-- SUPPLIED RECORDS follows --

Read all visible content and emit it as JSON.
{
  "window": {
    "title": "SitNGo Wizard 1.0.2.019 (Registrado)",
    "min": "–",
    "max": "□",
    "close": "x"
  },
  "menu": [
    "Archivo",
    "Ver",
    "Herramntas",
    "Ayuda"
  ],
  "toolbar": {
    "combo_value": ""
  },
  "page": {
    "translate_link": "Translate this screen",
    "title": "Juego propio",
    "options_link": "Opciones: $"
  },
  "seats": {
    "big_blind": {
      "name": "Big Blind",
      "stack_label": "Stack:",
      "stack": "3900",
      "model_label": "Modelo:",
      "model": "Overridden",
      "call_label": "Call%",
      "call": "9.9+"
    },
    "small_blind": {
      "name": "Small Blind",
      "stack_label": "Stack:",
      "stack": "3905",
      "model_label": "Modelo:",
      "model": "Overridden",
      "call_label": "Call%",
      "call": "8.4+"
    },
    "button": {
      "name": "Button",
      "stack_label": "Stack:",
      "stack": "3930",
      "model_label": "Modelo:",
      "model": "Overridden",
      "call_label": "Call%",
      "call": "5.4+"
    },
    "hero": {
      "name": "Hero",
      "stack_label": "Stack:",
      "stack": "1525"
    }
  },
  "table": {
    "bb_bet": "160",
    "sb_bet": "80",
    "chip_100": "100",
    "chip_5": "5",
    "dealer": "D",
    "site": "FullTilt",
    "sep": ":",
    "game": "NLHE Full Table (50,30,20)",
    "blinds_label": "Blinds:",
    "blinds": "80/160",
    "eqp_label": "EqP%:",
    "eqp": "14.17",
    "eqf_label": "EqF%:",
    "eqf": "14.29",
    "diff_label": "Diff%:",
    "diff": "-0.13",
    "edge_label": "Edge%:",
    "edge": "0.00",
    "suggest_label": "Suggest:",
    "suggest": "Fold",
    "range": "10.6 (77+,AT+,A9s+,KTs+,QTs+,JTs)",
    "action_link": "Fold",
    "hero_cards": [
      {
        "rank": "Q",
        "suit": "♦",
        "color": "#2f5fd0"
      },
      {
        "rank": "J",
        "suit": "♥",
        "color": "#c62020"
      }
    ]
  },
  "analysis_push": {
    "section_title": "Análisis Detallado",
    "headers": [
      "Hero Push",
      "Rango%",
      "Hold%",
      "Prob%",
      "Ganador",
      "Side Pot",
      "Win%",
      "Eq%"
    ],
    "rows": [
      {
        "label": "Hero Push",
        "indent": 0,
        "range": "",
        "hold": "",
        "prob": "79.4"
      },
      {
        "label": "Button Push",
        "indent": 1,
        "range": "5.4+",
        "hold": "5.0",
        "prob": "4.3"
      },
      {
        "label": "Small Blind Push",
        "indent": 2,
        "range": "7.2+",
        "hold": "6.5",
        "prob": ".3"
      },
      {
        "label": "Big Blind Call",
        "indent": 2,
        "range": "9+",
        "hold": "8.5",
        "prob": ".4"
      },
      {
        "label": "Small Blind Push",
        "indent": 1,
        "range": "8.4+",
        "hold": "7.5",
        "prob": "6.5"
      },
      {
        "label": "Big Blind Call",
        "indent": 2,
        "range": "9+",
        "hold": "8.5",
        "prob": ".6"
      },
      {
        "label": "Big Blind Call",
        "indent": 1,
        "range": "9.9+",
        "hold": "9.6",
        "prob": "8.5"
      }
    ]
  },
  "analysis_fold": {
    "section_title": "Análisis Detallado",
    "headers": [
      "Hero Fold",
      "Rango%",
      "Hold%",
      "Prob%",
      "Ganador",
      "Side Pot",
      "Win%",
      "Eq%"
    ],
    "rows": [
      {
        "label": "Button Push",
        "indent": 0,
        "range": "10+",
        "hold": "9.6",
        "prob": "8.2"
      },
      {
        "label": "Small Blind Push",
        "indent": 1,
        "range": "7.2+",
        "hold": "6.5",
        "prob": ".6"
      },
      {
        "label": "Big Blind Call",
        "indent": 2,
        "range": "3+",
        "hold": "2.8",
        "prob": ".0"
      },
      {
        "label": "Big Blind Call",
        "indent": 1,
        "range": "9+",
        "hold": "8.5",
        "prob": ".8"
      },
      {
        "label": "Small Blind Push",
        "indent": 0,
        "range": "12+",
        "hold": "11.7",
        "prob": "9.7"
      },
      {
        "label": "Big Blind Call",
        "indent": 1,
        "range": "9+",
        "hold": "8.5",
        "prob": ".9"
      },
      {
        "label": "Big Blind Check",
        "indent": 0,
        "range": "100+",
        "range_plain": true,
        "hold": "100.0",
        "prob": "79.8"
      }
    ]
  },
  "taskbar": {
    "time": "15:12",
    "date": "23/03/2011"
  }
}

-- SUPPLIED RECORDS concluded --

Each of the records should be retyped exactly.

SOLUTION FOR THIS EXERCISE:
Read all visible content and emit it as JSON.
{
  "window": {
    "title": "SitNGo Wizard 1.0.2.019 (Registrado)",
    "min": "–",
    "max": "□",
    "close": "x"
  },
  "menu": [
    "Archivo",
    "Ver",
    "Herramntas",
    "Ayuda"
  ],
  "toolbar": {
    "combo_value": ""
  },
  "page": {
    "translate_link": "Translate this screen",
    "title": "Juego propio",
    "options_link": "Opciones: $"
  },
  "seats": {
    "big_blind": {
      "name": "Big Blind",
      "stack_label": "Stack:",
      "stack": "3900",
      "model_label": "Modelo:",
      "model": "Overridden",
      "call_label": "Call%",
      "call": "9.9+"
    },
    "small_blind": {
      "name": "Small Blind",
      "stack_label": "Stack:",
      "stack": "3905",
      "model_label": "Modelo:",
      "model": "Overridden",
      "call_label": "Call%",
      "call": "8.4+"
    },
    "button": {
      "name": "Button",
      "stack_label": "Stack:",
      "stack": "3930",
      "model_label": "Modelo:",
      "model": "Overridden",
      "call_label": "Call%",
      "call": "5.4+"
    },
    "hero": {
      "name": "Hero",
      "stack_label": "Stack:",
      "stack": "1525"
    }
  },
  "table": {
    "bb_bet": "160",
    "sb_bet": "80",
    "chip_100": "100",
    "chip_5": "5",
    "dealer": "D",
    "site": "FullTilt",
    "sep": ":",
    "game": "NLHE Full Table (50,30,20)",
    "blinds_label": "Blinds:",
    "blinds": "80/160",
    "eqp_label": "EqP%:",
    "eqp": "14.17",
    "eqf_label": "EqF%:",
    "eqf": "14.29",
    "diff_label": "Diff%:",
    "diff": "-0.13",
    "edge_label": "Edge%:",
    "edge": "0.00",
    "suggest_label": "Suggest:",
    "suggest": "Fold",
    "range": "10.6 (77+,AT+,A9s+,KTs+,QTs+,JTs)",
    "action_link": "Fold",
    "hero_cards": [
      {
        "rank": "Q",
        "suit": "♦",
        "color": "#2f5fd0"
      },
      {
        "rank": "J",
        "suit": "♥",
        "color": "#c62020"
      }
    ]
  },
  "analysis_push": {
    "section_title": "Análisis Detallado",
    "headers": [
      "Hero Push",
      "Rango%",
      "Hold%",
      "Prob%",
      "Ganador",
      "Side Pot",
      "Win%",
      "Eq%"
    ],
    "rows": [
      {
        "label": "Hero Push",
        "indent": 0,
        "range": "",
        "hold": "",
        "prob": "79.4"
      },
      {
        "label": "Button Push",
        "indent": 1,
        "range": "5.4+",
        "hold": "5.0",
        "prob": "4.3"
      },
      {
        "label": "Small Blind Push",
        "indent": 2,
        "range": "7.2+",
        "hold": "6.5",
        "prob": ".3"
      },
      {
        "label": "Big Blind Call",
        "indent": 2,
        "range": "9+",
        "hold": "8.5",
        "prob": ".4"
      },
      {
        "label": "Small Blind Push",
        "indent": 1,
        "range": "8.4+",
        "hold": "7.5",
        "prob": "6.5"
      },
      {
        "label": "Big Blind Call",
        "indent": 2,
        "range": "9+",
        "hold": "8.5",
        "prob": ".6"
      },
      {
        "label": "Big Blind Call",
        "indent": 1,
        "range": "9.9+",
        "hold": "9.6",
        "prob": "8.5"
      }
    ]
  },
  "analysis_fold": {
    "section_title": "Análisis Detallado",
    "headers": [
      "Hero Fold",
      "Rango%",
      "Hold%",
      "Prob%",
      "Ganador",
      "Side Pot",
      "Win%",
      "Eq%"
    ],
    "rows": [
      {
        "label": "Button Push",
        "indent": 0,
        "range": "10+",
        "hold": "9.6",
        "prob": "8.2"
      },
      {
        "label": "Small Blind Push",
        "indent": 1,
        "range": "7.2+",
        "hold": "6.5",
        "prob": ".6"
      },
      {
        "label": "Big Blind Call",
        "indent": 2,
        "range": "3+",
        "hold": "2.8",
        "prob": ".0"
      },
      {
        "label": "Big Blind Call",
        "indent": 1,
        "range": "9+",
        "hold": "8.5",
        "prob": ".8"
      },
      {
        "label": "Small Blind Push",
        "indent": 0,
        "range": "12+",
        "hold": "11.7",
        "prob": "9.7"
      },
      {
        "label": "Big Blind Call",
        "indent": 1,
        "range": "9+",
        "hold": "8.5",
        "prob": ".9"
      },
      {
        "label": "Big Blind Check",
        "indent": 0,
        "range": "100+",
        "range_plain": true,
        "hold": "100.0",
        "prob": "79.8"
      }
    ]
  },
  "taskbar": {
    "time": "15:12",
    "date": "23/03/2011"
  }
}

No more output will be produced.